Durban - The high level of interest in the Comrades Marathon showed that the sport was strong in South Africa, race association official Peter Proctor said on Thursday.
The 89th edition of the world-famous run takes place this Sunday with 2014 receiving the second-biggest entry count in the history of the event.
A total of 21 090 entries were received, although 17 206 have actually registered to start, and Proctor believes those numbers should be extremely encouraging.
“We had over 20 000 entries this year, which illustrates that running is very strong in South Africa,” the Comrades Marathon Association (CMA) deputy chairman said in Durban ahead of the race.
“It's a milestone in athletics generally because it looked as though athletics was dying off a little bit and this proves otherwise.”

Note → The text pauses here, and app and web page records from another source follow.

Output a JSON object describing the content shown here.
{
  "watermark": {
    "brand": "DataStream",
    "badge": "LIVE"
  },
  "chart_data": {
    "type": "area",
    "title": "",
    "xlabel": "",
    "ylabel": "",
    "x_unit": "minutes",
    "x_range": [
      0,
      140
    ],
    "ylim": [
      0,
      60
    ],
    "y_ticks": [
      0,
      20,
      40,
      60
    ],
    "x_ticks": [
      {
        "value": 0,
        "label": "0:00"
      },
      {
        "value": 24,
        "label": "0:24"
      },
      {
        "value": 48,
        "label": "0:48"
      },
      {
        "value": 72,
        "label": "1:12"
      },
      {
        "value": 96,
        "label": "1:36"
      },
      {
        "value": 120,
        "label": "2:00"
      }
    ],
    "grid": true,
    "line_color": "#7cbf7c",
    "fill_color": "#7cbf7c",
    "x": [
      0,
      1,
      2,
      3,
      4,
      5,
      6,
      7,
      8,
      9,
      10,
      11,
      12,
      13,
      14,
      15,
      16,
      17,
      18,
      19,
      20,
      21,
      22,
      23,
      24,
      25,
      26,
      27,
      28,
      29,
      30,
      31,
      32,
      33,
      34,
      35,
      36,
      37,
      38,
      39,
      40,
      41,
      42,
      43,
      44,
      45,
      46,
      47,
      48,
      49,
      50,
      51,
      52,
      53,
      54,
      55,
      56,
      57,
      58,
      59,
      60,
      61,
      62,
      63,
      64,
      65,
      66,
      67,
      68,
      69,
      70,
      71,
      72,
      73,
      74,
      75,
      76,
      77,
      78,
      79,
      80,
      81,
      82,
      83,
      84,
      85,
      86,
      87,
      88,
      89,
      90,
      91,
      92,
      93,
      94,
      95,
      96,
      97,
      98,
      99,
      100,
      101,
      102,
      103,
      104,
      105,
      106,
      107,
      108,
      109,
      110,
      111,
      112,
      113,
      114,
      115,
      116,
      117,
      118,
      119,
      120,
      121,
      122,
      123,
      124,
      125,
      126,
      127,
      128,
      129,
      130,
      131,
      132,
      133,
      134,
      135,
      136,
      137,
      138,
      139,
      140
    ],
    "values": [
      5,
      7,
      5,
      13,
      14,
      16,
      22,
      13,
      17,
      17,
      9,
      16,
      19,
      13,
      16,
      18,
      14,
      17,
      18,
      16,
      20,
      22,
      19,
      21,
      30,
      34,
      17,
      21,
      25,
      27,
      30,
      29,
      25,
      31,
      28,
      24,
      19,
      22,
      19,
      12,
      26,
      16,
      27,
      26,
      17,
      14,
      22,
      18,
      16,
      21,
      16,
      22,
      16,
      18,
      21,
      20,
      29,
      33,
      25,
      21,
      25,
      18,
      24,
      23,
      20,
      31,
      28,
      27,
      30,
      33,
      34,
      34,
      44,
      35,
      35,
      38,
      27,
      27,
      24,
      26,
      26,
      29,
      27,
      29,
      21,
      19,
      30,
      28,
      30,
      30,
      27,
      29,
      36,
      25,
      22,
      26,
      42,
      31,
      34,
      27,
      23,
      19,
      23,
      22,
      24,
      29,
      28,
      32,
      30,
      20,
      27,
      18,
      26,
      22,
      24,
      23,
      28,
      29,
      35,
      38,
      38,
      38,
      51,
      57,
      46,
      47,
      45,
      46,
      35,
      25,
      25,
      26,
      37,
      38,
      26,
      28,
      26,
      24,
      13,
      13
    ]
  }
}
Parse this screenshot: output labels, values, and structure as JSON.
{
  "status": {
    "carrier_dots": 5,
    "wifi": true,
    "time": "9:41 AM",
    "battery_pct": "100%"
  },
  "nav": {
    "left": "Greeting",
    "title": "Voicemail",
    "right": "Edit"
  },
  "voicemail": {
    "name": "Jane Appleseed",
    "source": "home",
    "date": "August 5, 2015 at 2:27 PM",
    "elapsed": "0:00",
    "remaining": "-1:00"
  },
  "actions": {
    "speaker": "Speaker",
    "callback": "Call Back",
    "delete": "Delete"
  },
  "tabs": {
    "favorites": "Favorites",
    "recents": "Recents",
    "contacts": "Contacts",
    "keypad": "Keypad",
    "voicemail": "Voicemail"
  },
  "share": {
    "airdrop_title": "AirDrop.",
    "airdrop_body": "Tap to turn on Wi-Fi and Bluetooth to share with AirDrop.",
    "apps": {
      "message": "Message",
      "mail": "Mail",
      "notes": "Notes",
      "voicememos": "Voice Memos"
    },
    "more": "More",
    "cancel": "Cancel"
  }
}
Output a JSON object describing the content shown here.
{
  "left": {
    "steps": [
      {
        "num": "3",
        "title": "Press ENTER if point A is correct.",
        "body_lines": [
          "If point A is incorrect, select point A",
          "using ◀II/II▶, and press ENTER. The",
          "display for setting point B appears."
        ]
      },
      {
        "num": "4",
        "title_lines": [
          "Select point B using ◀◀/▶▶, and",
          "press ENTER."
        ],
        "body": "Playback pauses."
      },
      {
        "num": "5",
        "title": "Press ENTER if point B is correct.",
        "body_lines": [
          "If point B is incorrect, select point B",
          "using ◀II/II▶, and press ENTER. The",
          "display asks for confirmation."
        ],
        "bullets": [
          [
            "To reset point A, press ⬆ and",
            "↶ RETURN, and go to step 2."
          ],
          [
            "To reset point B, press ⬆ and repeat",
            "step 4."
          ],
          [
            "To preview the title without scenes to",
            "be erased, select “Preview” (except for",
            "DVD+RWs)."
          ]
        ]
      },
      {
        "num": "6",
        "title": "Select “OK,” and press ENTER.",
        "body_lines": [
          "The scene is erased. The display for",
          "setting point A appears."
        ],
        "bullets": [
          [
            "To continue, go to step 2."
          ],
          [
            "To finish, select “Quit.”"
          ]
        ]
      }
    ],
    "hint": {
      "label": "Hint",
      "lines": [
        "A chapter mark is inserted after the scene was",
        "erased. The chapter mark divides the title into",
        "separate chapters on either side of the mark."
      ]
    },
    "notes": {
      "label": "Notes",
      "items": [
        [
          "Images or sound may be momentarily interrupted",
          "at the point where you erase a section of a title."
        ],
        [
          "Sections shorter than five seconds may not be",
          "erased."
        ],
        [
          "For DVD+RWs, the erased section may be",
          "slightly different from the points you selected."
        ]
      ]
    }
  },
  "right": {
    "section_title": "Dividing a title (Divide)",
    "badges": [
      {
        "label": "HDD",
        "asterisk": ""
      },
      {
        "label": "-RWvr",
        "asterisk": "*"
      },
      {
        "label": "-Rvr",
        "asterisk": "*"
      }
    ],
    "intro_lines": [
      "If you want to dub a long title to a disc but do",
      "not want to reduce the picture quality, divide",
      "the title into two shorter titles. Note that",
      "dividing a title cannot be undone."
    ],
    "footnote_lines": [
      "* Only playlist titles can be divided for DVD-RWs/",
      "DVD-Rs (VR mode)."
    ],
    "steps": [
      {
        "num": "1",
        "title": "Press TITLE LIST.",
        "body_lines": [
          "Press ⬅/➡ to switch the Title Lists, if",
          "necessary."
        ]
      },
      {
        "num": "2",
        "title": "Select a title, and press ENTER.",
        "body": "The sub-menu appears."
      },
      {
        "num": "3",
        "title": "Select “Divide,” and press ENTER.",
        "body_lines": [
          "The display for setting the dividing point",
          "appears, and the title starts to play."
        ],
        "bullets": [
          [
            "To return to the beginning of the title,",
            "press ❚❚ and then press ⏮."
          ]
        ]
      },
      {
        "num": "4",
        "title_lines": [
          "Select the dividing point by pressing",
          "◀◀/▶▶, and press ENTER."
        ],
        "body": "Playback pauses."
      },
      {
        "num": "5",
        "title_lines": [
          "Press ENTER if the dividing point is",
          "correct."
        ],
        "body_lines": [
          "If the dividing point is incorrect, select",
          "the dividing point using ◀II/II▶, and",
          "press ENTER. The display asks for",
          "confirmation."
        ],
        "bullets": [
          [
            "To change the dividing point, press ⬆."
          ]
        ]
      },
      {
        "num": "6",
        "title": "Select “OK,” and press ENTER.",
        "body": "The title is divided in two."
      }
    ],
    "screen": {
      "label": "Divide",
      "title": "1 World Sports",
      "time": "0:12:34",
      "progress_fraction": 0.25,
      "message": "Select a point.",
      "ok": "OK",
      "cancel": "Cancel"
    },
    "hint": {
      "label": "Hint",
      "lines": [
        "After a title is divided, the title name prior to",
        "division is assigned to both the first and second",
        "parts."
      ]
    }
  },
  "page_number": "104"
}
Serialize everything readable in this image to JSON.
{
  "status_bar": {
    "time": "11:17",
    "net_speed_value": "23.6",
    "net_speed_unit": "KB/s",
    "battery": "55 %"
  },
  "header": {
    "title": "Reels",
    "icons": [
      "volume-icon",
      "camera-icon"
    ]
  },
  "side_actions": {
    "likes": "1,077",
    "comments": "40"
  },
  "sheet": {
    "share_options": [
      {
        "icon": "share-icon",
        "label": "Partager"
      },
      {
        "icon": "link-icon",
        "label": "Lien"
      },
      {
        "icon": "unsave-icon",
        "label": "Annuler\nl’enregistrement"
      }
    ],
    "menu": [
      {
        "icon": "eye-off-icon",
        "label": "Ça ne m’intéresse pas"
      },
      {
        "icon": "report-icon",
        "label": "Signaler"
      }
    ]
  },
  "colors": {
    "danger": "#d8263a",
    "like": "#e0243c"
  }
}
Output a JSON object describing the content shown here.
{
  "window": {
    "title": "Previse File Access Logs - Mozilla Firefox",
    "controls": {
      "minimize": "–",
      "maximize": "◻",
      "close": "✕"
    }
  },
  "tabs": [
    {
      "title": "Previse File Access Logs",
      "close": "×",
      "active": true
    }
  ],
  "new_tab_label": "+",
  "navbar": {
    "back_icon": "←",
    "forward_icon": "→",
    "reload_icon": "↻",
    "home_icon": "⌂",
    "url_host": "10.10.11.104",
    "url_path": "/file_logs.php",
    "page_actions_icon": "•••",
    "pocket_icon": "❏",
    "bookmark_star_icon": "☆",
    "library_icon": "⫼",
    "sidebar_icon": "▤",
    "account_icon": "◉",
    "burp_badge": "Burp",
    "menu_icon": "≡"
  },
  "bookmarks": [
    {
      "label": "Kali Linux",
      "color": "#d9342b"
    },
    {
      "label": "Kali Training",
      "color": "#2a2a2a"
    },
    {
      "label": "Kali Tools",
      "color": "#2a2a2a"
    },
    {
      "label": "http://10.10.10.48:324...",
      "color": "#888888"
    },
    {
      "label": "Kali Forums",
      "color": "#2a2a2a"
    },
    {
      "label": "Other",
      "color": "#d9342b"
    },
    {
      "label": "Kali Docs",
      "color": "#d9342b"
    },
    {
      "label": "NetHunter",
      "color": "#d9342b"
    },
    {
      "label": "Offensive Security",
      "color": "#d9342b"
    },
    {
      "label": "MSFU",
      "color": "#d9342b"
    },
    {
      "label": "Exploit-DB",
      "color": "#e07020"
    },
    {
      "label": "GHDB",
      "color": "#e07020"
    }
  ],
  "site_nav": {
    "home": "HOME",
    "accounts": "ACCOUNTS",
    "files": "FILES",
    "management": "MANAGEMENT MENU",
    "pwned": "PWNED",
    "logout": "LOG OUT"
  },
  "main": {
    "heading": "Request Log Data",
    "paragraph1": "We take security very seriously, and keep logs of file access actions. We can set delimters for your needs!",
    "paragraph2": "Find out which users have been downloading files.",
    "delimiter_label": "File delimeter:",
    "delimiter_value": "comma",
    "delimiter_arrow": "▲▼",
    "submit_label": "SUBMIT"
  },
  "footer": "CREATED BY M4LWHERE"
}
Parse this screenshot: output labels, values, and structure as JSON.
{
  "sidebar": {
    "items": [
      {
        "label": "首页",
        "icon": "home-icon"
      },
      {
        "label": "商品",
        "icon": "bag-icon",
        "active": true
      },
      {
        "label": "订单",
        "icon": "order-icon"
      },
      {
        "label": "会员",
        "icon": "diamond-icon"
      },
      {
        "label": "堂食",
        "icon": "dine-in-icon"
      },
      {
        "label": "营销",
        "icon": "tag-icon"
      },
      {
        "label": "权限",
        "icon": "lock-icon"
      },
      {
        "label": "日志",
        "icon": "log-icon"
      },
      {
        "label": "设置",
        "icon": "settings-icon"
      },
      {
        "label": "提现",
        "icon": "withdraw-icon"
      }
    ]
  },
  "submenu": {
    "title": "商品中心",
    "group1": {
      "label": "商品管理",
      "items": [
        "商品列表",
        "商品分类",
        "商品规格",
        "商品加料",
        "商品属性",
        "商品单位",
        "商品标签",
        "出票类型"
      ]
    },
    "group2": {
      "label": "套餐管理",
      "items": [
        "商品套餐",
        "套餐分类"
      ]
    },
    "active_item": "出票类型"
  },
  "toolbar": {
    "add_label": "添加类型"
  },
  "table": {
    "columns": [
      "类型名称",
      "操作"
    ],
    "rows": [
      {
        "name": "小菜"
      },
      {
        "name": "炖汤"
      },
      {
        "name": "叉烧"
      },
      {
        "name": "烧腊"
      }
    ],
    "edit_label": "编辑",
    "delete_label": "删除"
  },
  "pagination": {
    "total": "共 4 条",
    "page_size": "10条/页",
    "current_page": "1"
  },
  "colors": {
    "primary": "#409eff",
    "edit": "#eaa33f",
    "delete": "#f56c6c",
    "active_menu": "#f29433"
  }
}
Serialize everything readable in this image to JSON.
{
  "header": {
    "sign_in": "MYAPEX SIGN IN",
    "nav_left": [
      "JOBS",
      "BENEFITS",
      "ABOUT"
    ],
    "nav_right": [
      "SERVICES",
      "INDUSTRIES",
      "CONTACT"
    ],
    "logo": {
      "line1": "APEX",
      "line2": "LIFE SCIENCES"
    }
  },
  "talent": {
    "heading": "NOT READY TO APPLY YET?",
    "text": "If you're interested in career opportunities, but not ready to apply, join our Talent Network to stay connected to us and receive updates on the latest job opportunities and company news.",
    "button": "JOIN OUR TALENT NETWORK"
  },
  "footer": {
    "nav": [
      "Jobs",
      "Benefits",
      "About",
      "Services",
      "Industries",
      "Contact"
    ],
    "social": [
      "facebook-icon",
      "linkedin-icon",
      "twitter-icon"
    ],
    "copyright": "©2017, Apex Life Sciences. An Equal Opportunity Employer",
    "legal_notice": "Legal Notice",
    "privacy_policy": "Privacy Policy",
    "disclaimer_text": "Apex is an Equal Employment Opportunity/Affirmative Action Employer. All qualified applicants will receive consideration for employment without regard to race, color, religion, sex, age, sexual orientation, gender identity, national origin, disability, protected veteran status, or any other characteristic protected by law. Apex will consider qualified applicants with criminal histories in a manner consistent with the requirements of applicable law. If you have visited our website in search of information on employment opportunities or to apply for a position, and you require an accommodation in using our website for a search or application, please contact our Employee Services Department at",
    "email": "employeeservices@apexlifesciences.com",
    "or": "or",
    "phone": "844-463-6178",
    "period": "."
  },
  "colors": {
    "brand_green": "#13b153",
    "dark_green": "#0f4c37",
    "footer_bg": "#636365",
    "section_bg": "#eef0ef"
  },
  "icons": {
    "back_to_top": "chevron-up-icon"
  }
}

International interest in the race also continued to grow with 1498 competitors, double the tally of 2009.
“Five years ago there were less than 700 international entrants,” race director Rowyn James said.
“The main countries are the UK, the US, Holland and then the neighbouring African countries.
“There are 74 countries that will be represented in 2014.”
This year's race, classed as a “down-run” as it starts in Pietermaritzburg and ends in Durban, also takes place under the watchful eyes of marathon race directors from across the globe, who are in KwaZulu-Natal for the 20th World Congress of AIMS (Association of International Marathons and Distance Races).
Event heads from London, New York and Boston are all in the east coast city and will watch the race.
“This is an international group of race directors from across the world who will be watching us,” said Proctor, who has been with the CMA for close to 40 years.
“We've got expertise within expertise watching our race and it's a very special occasion with these esteemed people here in South Africa seeing our race.”
James, the former race director and general manager of the Two Oceans Marathon, has only recently stepped into his new role. He took charge in February.
He revealed that everything was on track for race day and expected the weather conditions, which had been forecast at 23
degrees, to be perfect for running.
“From that number of 17 206 that registered, we'll probably have 15 500 to 16, 000 runners actually starting on the day,” Rowyn said.
“I think what's also quite important from Comrades' side, which is why we cap entries at 18 000, is the actual physical feet on the road.
“It's to ensure that we have a safe event and a fun event, so it's not a case of just being greedy and trying to get numbers in there.
“Safety is paramount for us and we want to make sure everyone has a fantastic day.”